FOXBOROUGH, Mass. — The NFL, in its continuing attempt to make all things equal, has established an experiment for the first two preseason games this year: point-after-touchdown kicks will be snapped from the 15-yard line, not the 2.

The belief among some NFL officials is the PAT kick has become too easy. And after last year’s results, when kickers missed only five of 1,261 PAT attempts (a 99.6 percent success rate), you can see why.

Stephen Gostkowski, who led the NFL in scoring last year with 158 points – a New England Patriots record – doesn’t seem to care where he kicks.

“As long as kicking is still a big part of the game,” he said, “they can move it to whatever they want to. It’s going to be equal across the board for every kicker.”

Gostkowski simply wants a chance to try out the new rule Friday night when the Patriots play the Philadelphia Eagles at Gillette Stadium. The Patriots didn’t attempt a PAT kick in last week’s 23-6 loss at Washington.

“Hopefully,” he said.

Gostkowski, 30, is coming off his finest season since the Patriots drafted him in the fourth round in 2006 to replace Adam Vinatieri. He missed only three field goals – from 43, 55 and 48 yards – and was perfect on 44 PAT kicks. It was the third time he has led the league in scoring.

He was so good last year that the Patriots never considered he would miss. Before a late-season game at Baltimore, special teams star Matthew Slater said, “I don’t even think about whether or not he’s going to make field goals at this point. We just figure that’s money in the bank because he’s just been so reliable this year, so consistent, as he has the whole time I’ve been here.”

That attitude has carried over – he has no competition in training camp and no one has asked Coach Bill Belichick about Gostkowski since training camp opened July 24.

In watching Gostkowski practice Wednesday, with the wind pushing the heavy rain sideways, it’s obvious he cares greatly about his craft. While it was a light workout day for him, he still took the time to carefully plot each kick – holding out his right arm to gauge the wind, then calculating how much to push the ball and how high to kick it.

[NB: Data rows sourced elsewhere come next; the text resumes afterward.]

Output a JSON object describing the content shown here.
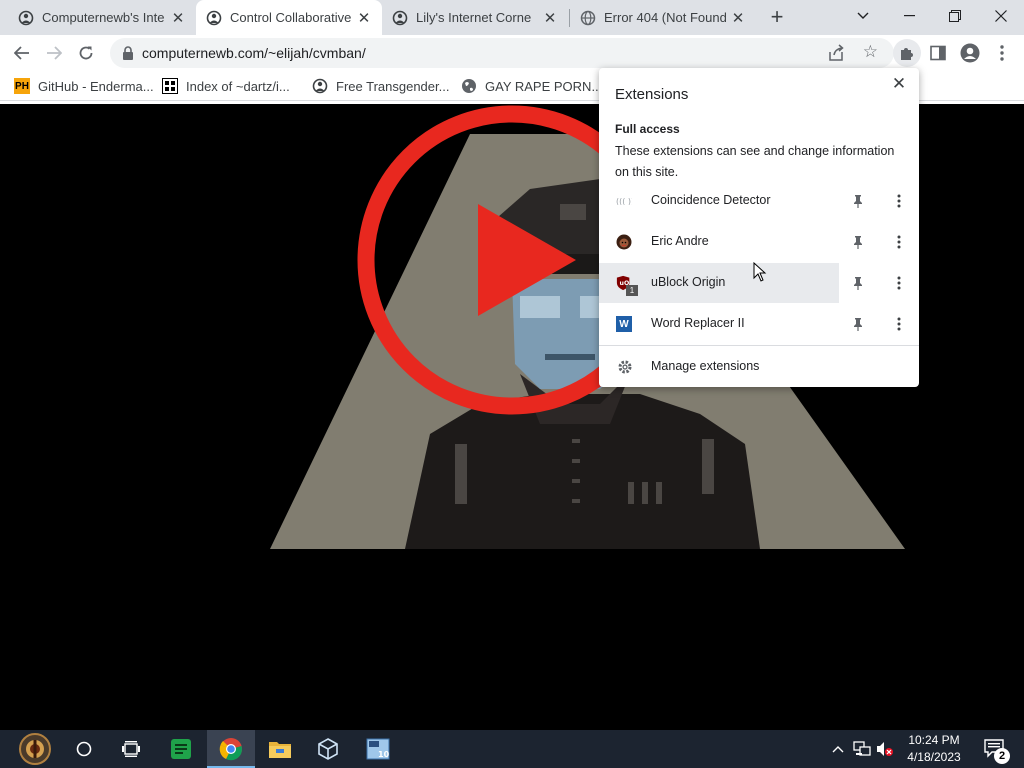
{
  "tabs": [
    {
      "title": "Computernewb's Inte",
      "active": false
    },
    {
      "title": "Control Collaborative",
      "active": true
    },
    {
      "title": "Lily's Internet Corne",
      "active": false
    },
    {
      "title": "Error 404 (Not Found",
      "active": false
    }
  ],
  "toolbar": {
    "url": "computernewb.com/~elijah/cvmban/"
  },
  "bookmarks": [
    {
      "label": "GitHub - Enderma...",
      "icon": "ph-icon",
      "icon_text": "PH"
    },
    {
      "label": "Index of ~dartz/i...",
      "icon": "folder-index-icon"
    },
    {
      "label": "Free Transgender...",
      "icon": "site-icon"
    },
    {
      "label": "GAY RAPE PORN...",
      "icon": "globe-icon"
    }
  ],
  "extensions_popup": {
    "title": "Extensions",
    "section_heading": "Full access",
    "section_description": "These extensions can see and change information on this site.",
    "items": [
      {
        "name": "Coincidence Detector",
        "icon": "parentheses-icon",
        "hovered": false
      },
      {
        "name": "Eric Andre",
        "icon": "face-icon",
        "hovered": false
      },
      {
        "name": "uBlock Origin",
        "icon": "ublock-shield-icon",
        "badge": "1",
        "hovered": true
      },
      {
        "name": "Word Replacer II",
        "icon": "word-replacer-icon",
        "icon_text": "W",
        "hovered": false
      }
    ],
    "manage_label": "Manage extensions"
  },
  "taskbar": {
    "time": "10:24 PM",
    "date": "4/18/2023",
    "notification_count": "2"
  },
  "colors": {
    "play_red": "#e8281f",
    "tabstrip_bg": "#dee1e6",
    "taskbar_bg": "#1c2430",
    "accent_blue": "#76b9ed"
  }
}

“We play in New England, where you’re going to get some bad weather,” he said. “We practice outside pretty much in everything unless it’s lightning. It just makes it easier to deal with in a game.”

The weather, he said, “makes your job a lot harder but it doesn’t make it impossible. You’ve just got to keep your focus and your confidence.”

Gostkowski has the best field-goal percentage (.856, 208 of 243) in Patriots history and the most 50-yard field goals in team history with 12. He kicked five last year.

Not surprisingly, he works year-round on his kicking, a big difference from when he attended the University of Memphis. There he was also a pitcher on the baseball team and didn’t start kicking until summer workouts.

“I think I work a little smarter now,” he said. “Sometimes that correlates with pitching. You can do too much. You want to work smart and make sure you get something out of it, not just going out and swinging your leg.

“I’ve just learned to focus and get better quality repetitions, rather than just going out and kicking 200 kicks a day. You don’t want to tire yourself out or create bad habits. You’ve just got to be smart about it.”